I spend a lot of time sitting in front of a computer screen, during which two parts of my body get tired: my backside and my eyes. A quick wander around the room reacquaints me with my butt cheeks, but when it comes to kicking the eyes back into gear, I admit to being a bit under-resourced in the knowledge department.
I'm a fitness kinda girl, right? The most attention my eyes get is when I'm applying mascara in the passenger seat of my husband's car, running late for an appointment. So I took it upon myself to do some homework. And my research turned up some amazing eye facts.
First, we can do cool exercises that re-energise and strengthen the muscles that support eye function. Here are my faves: extend your arm with your thumb up. Focus on your thumb, and keep focusing as you slowly bring it to your nose. Hold for three seconds, then return to the start position. Next, imagine a figure eight on its side three metres away. Use your eyes to trace its shape three times one way, then three times the other way. Finally, rub your hands together to warm them up, then put your palms on your cheekbones and your fingers on your forehead, cupping your eyes in your palms. Let your eyes relaaaaax in the warm, cosy darkness. Wicked during a marathon computer session!
Of course, you can eat for eye health. Make sure you have plenty of vitamin C to support the structure and function of the connective tissue. Vitamin C, abundant in citrus fruit, broccoli, capsicums and tomatoes, will also mop up free radicals, which can contribute to eye disease, and it helps stop eye conditions like macular degeneration.
Our retinas contain high levels of omega-3 fatty acids, so oily fish belongs on the menu. Similarly, eating green, leafy vegetables (kale, spinach, broccoli, silverbeet) and taking in antioxidants and vitamins from the likes of corn and capsicum will also benefit your eyes.

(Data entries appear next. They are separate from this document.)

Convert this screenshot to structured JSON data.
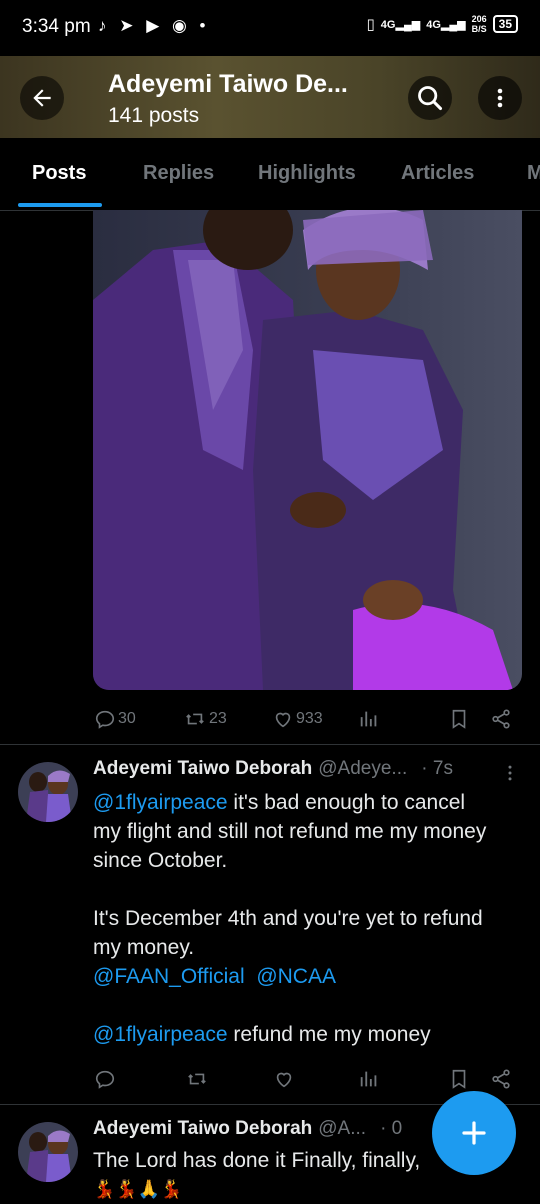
{
  "status_bar": {
    "time": "3:34 pm",
    "left_icons": "♪ ➤ ▶ ◉ •",
    "net_speed_top": "206",
    "net_speed_bottom": "B/S",
    "network_label": "4G",
    "battery": "35"
  },
  "header": {
    "title": "Adeyemi Taiwo De...",
    "subtitle": "141 posts"
  },
  "tabs": [
    "Posts",
    "Replies",
    "Highlights",
    "Articles",
    "M"
  ],
  "post1": {
    "replies": "30",
    "reposts": "23",
    "likes": "933"
  },
  "tweet1": {
    "name": "Adeyemi Taiwo Deborah",
    "handle": "@Adeye...",
    "time": "· 7s",
    "line1_mention": "@1flyairpeace",
    "line1_rest": " it's bad enough to cancel",
    "line2": "my flight and still not refund me my money",
    "line3": "since October.",
    "line4": "It's December 4th and you're yet to refund",
    "line5": "my money.",
    "mention_a": "@FAAN_Official",
    "mention_b": "@NCAA",
    "last_mention": "@1flyairpeace",
    "last_rest": " refund me my money"
  },
  "tweet2": {
    "name": "Adeyemi Taiwo Deborah",
    "handle": "@A...",
    "time": "· 0",
    "text": "The Lord has done it Finally, finally,",
    "emojis": "💃💃🙏💃"
  },
  "icons": [
    "back-arrow-icon",
    "search-icon",
    "more-icon",
    "reply-icon",
    "repost-icon",
    "like-icon",
    "views-icon",
    "bookmark-icon",
    "share-icon",
    "plus-icon"
  ],
  "colors": {
    "accent": "#1d9bf0",
    "muted": "#71767b"
  }
}
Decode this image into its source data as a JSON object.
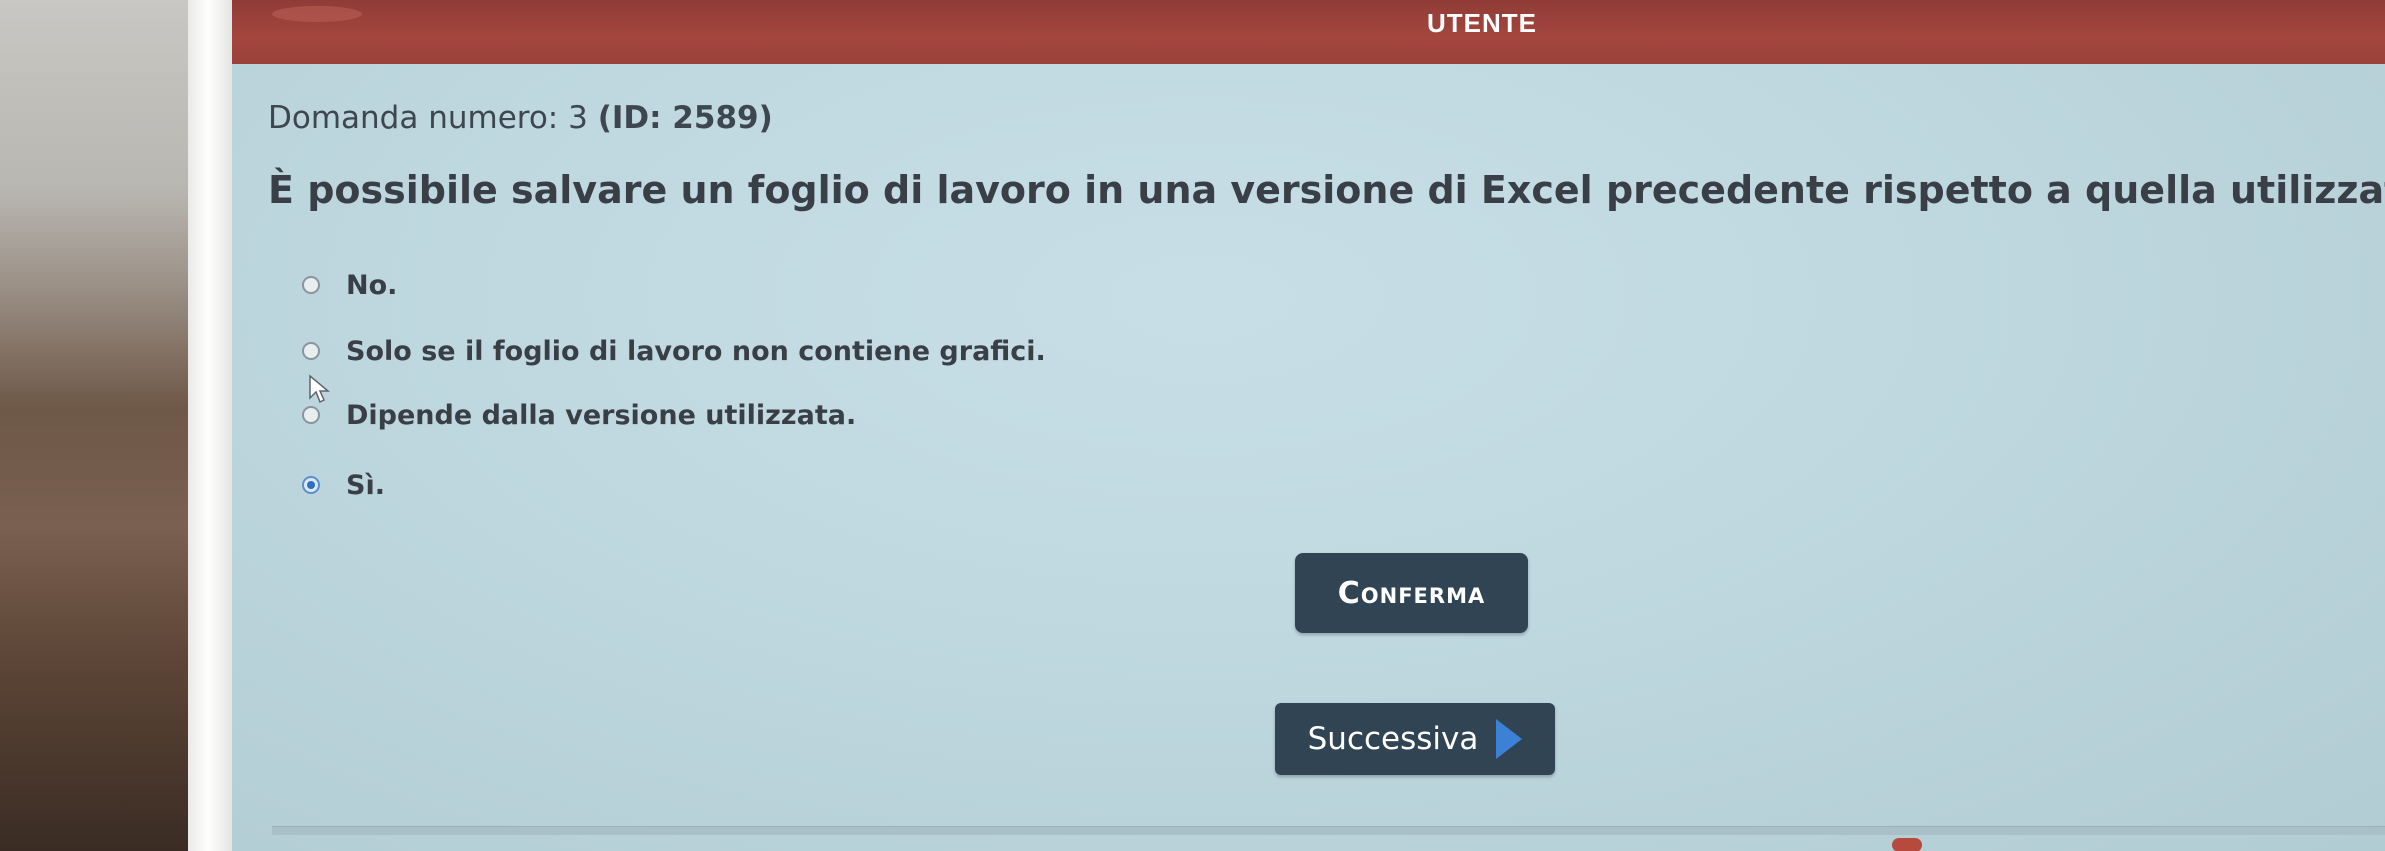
{
  "header": {
    "title": "UTENTE"
  },
  "question": {
    "number_label": "Domanda numero: 3",
    "id_label": "(ID: 2589)",
    "text": "È possibile salvare un foglio di lavoro in una versione di Excel precedente rispetto a quella utilizzata?"
  },
  "options": [
    {
      "label": "No.",
      "selected": false
    },
    {
      "label": "Solo se il foglio di lavoro non contiene grafici.",
      "selected": false
    },
    {
      "label": "Dipende dalla versione utilizzata.",
      "selected": false
    },
    {
      "label": "Sì.",
      "selected": true
    }
  ],
  "buttons": {
    "confirm_label": "Conferma",
    "next_label": "Successiva"
  },
  "colors": {
    "header_bar": "#9a413a",
    "background": "#c2dae2",
    "button": "#314454",
    "next_arrow": "#3b82d6",
    "selected_radio": "#2f6fc3"
  },
  "icons": {
    "next": "play-icon",
    "pointer": "mouse-cursor-icon"
  }
}
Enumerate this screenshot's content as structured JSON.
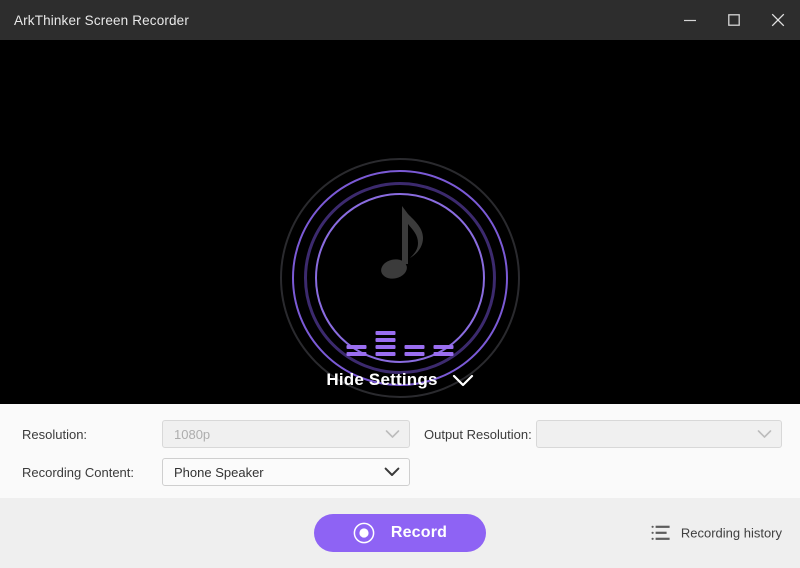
{
  "window": {
    "title": "ArkThinker Screen Recorder",
    "controls": {
      "minimize": "Minimize",
      "maximize": "Maximize",
      "close": "Close"
    }
  },
  "stage": {
    "mode_icon": "music-note-icon",
    "equalizer": {
      "columns": [
        2,
        4,
        2,
        2
      ]
    },
    "hide_settings_label": "Hide Settings",
    "hide_settings_chevron": "chevron-down-icon"
  },
  "settings": {
    "resolution": {
      "label": "Resolution:",
      "value": "1080p",
      "placeholder": "",
      "disabled": true
    },
    "output_resolution": {
      "label": "Output Resolution:",
      "value": "",
      "placeholder": "",
      "disabled": true
    },
    "recording_content": {
      "label": "Recording Content:",
      "value": "Phone Speaker",
      "placeholder": "",
      "disabled": false
    }
  },
  "footer": {
    "record_label": "Record",
    "record_icon": "record-dot-icon",
    "history_label": "Recording history",
    "history_icon": "list-lines-icon"
  },
  "colors": {
    "titlebar": "#2d2d2d",
    "stage": "#000000",
    "accent_purple": "#8e63f4",
    "ring_bright": "#8a6ce0",
    "ring_deep": "#3c2a6e",
    "equalizer": "#9a6ef0",
    "panel": "#fafafa",
    "bottom_bar": "#efefef"
  }
}
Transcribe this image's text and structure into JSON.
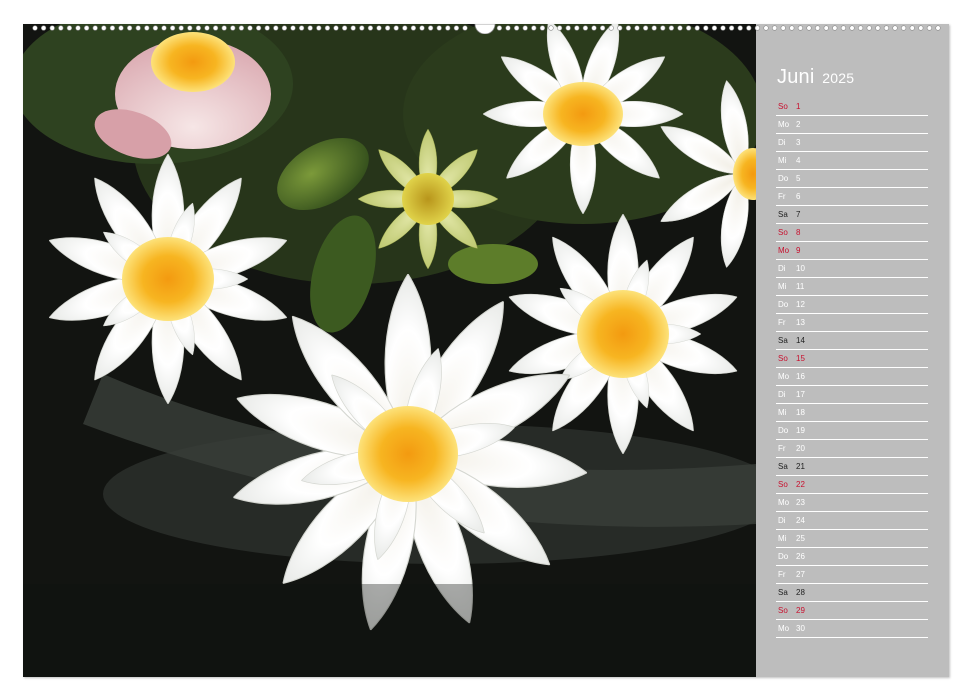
{
  "calendar": {
    "month": "Juni",
    "year": "2025",
    "days": [
      {
        "wd": "So",
        "d": "1",
        "type": "sun"
      },
      {
        "wd": "Mo",
        "d": "2",
        "type": "day"
      },
      {
        "wd": "Di",
        "d": "3",
        "type": "day"
      },
      {
        "wd": "Mi",
        "d": "4",
        "type": "day"
      },
      {
        "wd": "Do",
        "d": "5",
        "type": "day"
      },
      {
        "wd": "Fr",
        "d": "6",
        "type": "day"
      },
      {
        "wd": "Sa",
        "d": "7",
        "type": "sat"
      },
      {
        "wd": "So",
        "d": "8",
        "type": "sun"
      },
      {
        "wd": "Mo",
        "d": "9",
        "type": "sun"
      },
      {
        "wd": "Di",
        "d": "10",
        "type": "day"
      },
      {
        "wd": "Mi",
        "d": "11",
        "type": "day"
      },
      {
        "wd": "Do",
        "d": "12",
        "type": "day"
      },
      {
        "wd": "Fr",
        "d": "13",
        "type": "day"
      },
      {
        "wd": "Sa",
        "d": "14",
        "type": "sat"
      },
      {
        "wd": "So",
        "d": "15",
        "type": "sun"
      },
      {
        "wd": "Mo",
        "d": "16",
        "type": "day"
      },
      {
        "wd": "Di",
        "d": "17",
        "type": "day"
      },
      {
        "wd": "Mi",
        "d": "18",
        "type": "day"
      },
      {
        "wd": "Do",
        "d": "19",
        "type": "day"
      },
      {
        "wd": "Fr",
        "d": "20",
        "type": "day"
      },
      {
        "wd": "Sa",
        "d": "21",
        "type": "sat"
      },
      {
        "wd": "So",
        "d": "22",
        "type": "sun"
      },
      {
        "wd": "Mo",
        "d": "23",
        "type": "day"
      },
      {
        "wd": "Di",
        "d": "24",
        "type": "day"
      },
      {
        "wd": "Mi",
        "d": "25",
        "type": "day"
      },
      {
        "wd": "Do",
        "d": "26",
        "type": "day"
      },
      {
        "wd": "Fr",
        "d": "27",
        "type": "day"
      },
      {
        "wd": "Sa",
        "d": "28",
        "type": "sat"
      },
      {
        "wd": "So",
        "d": "29",
        "type": "sun"
      },
      {
        "wd": "Mo",
        "d": "30",
        "type": "day"
      }
    ]
  },
  "colors": {
    "panel": "#bdbdbd",
    "sunday": "#c8102e",
    "saturday": "#1e1e1e",
    "weekday": "#ffffff"
  }
}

If you're eating well for your eyes, you'll be eating well for your general health, too. So look sharp and get a thumbs up from your GP.
From: Sunday Life